+++ Data to examine +++

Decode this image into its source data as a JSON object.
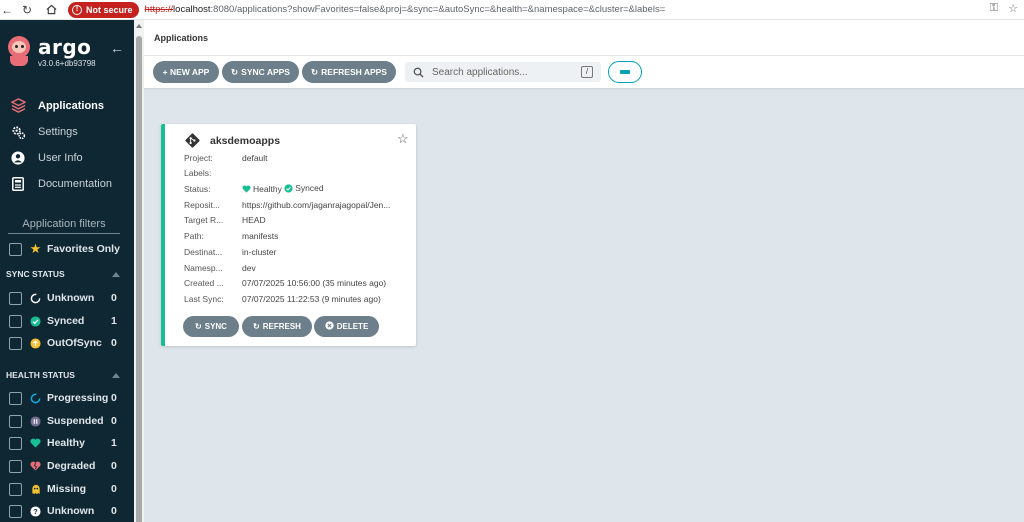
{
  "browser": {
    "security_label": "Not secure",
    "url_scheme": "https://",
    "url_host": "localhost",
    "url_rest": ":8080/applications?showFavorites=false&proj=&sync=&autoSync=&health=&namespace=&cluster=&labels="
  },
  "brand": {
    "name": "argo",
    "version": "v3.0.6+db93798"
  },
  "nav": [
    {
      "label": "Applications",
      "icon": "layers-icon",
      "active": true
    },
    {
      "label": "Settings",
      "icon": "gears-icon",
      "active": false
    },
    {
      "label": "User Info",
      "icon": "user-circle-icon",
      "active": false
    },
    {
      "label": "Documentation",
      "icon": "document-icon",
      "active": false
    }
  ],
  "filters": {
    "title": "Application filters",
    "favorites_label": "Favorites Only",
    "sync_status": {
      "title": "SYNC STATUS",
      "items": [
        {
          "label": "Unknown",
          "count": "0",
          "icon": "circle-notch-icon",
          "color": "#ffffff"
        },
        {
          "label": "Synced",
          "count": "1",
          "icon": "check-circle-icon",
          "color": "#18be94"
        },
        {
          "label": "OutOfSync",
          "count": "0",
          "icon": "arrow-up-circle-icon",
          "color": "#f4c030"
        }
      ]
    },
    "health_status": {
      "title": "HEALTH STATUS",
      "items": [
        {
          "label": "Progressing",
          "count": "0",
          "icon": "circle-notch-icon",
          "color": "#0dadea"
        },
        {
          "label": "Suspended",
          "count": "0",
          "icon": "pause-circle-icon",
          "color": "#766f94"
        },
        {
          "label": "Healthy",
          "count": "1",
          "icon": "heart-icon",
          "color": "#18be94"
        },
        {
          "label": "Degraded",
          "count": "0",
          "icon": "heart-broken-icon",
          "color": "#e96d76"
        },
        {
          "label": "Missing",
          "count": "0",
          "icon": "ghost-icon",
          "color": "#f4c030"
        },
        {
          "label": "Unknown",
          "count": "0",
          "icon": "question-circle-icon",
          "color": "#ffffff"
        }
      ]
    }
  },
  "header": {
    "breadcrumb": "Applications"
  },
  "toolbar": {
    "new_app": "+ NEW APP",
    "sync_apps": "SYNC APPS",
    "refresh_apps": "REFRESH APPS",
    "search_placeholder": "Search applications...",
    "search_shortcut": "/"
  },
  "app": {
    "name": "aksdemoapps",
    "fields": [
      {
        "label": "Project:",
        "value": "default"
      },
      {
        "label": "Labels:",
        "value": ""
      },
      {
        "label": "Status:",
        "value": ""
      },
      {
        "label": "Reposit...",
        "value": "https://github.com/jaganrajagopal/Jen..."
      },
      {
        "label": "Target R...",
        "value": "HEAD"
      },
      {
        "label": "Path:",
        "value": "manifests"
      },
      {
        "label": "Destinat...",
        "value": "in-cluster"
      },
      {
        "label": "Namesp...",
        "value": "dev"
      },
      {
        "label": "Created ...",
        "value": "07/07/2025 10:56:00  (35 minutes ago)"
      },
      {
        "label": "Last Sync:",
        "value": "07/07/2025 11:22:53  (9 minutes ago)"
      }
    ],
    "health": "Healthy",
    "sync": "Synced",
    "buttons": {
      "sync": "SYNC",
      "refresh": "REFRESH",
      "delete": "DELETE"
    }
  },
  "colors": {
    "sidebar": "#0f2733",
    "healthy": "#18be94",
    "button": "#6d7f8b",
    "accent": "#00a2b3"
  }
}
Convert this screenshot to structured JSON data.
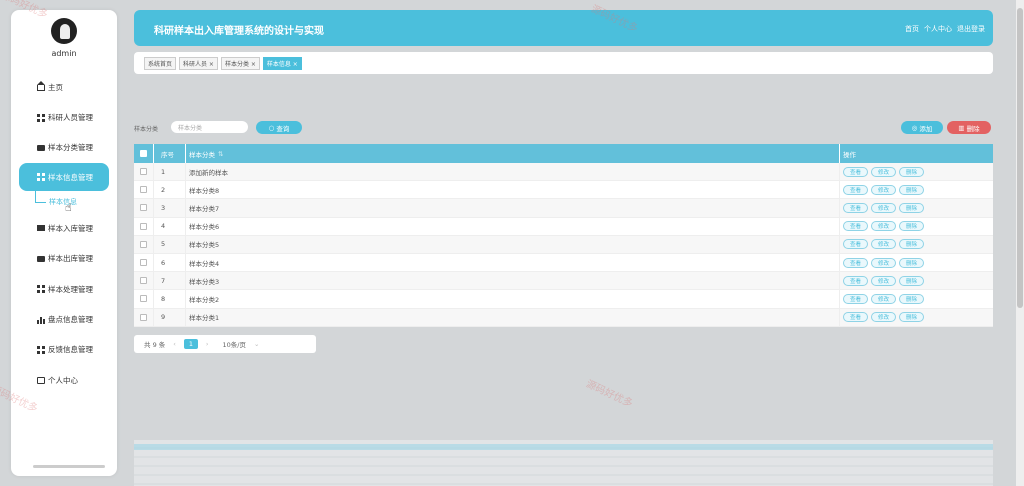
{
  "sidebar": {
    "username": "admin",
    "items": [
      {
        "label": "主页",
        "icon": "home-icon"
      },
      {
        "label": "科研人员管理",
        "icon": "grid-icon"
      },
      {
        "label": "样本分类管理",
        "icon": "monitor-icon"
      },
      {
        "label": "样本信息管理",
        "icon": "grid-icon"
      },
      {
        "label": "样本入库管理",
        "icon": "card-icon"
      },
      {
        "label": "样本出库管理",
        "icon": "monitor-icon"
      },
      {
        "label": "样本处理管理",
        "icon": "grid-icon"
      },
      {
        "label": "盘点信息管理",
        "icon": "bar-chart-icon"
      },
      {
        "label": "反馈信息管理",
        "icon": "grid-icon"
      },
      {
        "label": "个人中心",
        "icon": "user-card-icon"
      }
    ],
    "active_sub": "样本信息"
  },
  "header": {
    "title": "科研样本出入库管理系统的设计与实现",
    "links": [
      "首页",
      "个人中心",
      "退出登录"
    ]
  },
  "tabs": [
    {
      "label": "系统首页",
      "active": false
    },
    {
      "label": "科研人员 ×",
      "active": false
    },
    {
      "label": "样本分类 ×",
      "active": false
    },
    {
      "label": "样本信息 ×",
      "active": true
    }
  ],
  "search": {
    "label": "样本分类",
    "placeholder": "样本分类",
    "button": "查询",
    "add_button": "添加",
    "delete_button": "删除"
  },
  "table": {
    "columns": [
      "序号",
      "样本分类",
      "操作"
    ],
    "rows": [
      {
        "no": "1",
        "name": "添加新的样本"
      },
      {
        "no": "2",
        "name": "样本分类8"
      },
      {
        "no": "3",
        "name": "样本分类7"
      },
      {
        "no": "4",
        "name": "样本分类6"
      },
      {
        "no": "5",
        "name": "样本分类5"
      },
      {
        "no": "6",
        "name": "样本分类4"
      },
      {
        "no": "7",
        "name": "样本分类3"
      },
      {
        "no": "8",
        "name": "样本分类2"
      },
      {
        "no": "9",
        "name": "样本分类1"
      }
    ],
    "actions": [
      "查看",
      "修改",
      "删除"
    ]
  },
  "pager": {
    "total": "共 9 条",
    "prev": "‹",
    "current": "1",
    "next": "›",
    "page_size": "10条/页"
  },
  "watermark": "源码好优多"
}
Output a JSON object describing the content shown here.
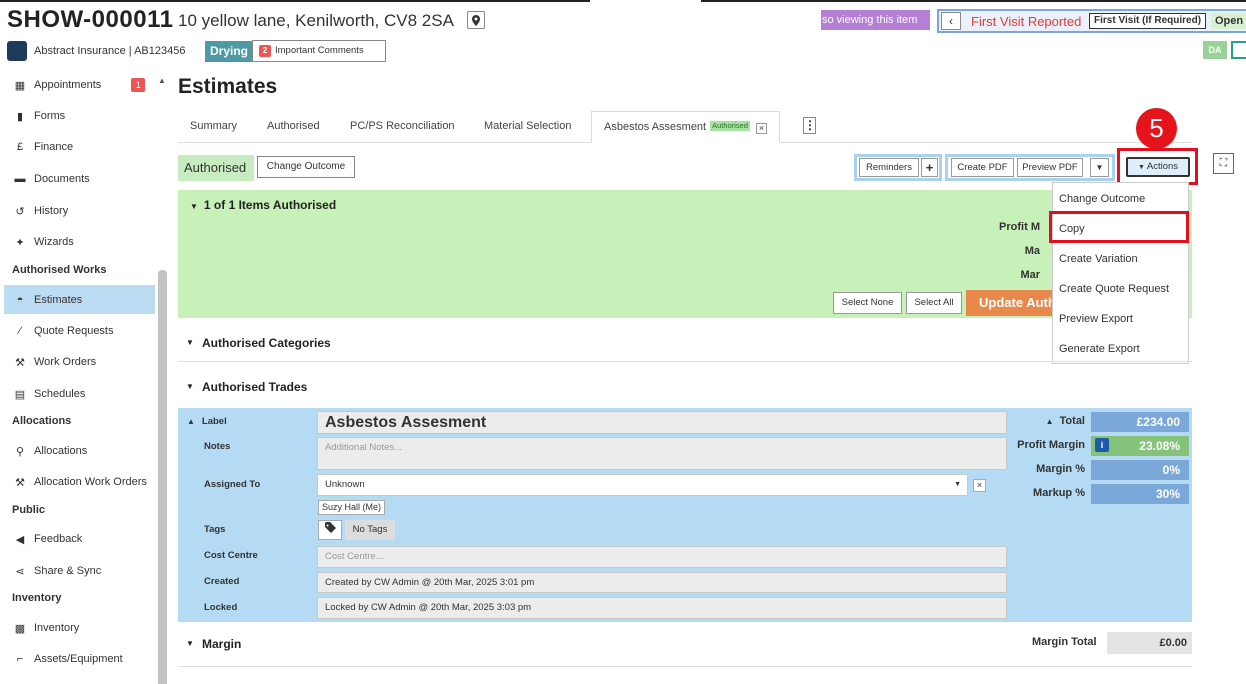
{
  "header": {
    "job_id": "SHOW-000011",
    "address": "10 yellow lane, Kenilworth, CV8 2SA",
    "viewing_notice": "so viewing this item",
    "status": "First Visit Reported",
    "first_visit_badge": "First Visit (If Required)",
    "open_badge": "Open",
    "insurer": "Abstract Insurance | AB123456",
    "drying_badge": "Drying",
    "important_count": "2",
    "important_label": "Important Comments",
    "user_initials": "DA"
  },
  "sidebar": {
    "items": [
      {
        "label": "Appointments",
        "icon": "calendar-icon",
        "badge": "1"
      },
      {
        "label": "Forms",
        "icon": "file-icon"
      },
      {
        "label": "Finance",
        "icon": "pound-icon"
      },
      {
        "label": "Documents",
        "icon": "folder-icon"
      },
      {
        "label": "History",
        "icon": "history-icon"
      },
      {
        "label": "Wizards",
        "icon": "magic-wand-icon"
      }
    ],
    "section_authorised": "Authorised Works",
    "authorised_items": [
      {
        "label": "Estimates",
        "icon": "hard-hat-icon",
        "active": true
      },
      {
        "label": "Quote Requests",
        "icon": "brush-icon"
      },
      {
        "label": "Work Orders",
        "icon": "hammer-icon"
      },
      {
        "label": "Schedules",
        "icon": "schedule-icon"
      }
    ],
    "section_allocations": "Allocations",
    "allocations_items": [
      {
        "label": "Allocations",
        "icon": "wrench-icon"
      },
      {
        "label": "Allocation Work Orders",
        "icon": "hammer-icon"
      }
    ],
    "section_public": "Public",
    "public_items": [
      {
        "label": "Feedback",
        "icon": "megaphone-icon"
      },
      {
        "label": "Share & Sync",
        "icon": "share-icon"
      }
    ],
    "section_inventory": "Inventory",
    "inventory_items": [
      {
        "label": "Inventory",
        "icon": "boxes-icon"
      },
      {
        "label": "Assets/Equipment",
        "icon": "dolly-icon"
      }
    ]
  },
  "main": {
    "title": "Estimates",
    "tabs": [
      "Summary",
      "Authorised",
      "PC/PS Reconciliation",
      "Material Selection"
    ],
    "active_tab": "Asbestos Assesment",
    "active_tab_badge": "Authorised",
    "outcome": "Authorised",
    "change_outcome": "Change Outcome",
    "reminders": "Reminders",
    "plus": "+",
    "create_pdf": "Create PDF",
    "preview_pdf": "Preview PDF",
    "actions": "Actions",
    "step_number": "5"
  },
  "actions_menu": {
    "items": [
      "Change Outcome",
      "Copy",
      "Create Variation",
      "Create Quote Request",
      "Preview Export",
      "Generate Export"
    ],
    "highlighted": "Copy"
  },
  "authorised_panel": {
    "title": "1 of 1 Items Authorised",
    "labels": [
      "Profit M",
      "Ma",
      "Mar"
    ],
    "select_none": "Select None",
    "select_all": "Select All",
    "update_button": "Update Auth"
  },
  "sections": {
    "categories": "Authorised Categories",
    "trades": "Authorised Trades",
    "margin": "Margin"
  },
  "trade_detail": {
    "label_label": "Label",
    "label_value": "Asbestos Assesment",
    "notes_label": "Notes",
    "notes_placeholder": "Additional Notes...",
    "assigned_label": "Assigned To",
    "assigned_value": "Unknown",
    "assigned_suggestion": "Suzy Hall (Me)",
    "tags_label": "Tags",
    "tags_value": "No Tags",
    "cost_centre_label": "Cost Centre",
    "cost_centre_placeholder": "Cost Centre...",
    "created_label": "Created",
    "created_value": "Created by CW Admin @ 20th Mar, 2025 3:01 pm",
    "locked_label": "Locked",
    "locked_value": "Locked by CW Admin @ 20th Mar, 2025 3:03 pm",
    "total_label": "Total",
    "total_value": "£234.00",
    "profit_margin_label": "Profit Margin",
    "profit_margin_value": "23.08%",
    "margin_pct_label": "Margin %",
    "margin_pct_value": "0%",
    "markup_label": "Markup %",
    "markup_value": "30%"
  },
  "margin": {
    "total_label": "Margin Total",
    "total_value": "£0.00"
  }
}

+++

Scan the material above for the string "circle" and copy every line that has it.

      "icon": "user-circle-icon",
          "icon": "circle-notch-icon",
          "icon": "check-circle-icon",
          "icon": "arrow-up-circle-icon",
          "icon": "circle-notch-icon",
          "icon": "pause-circle-icon",
          "icon": "question-circle-icon",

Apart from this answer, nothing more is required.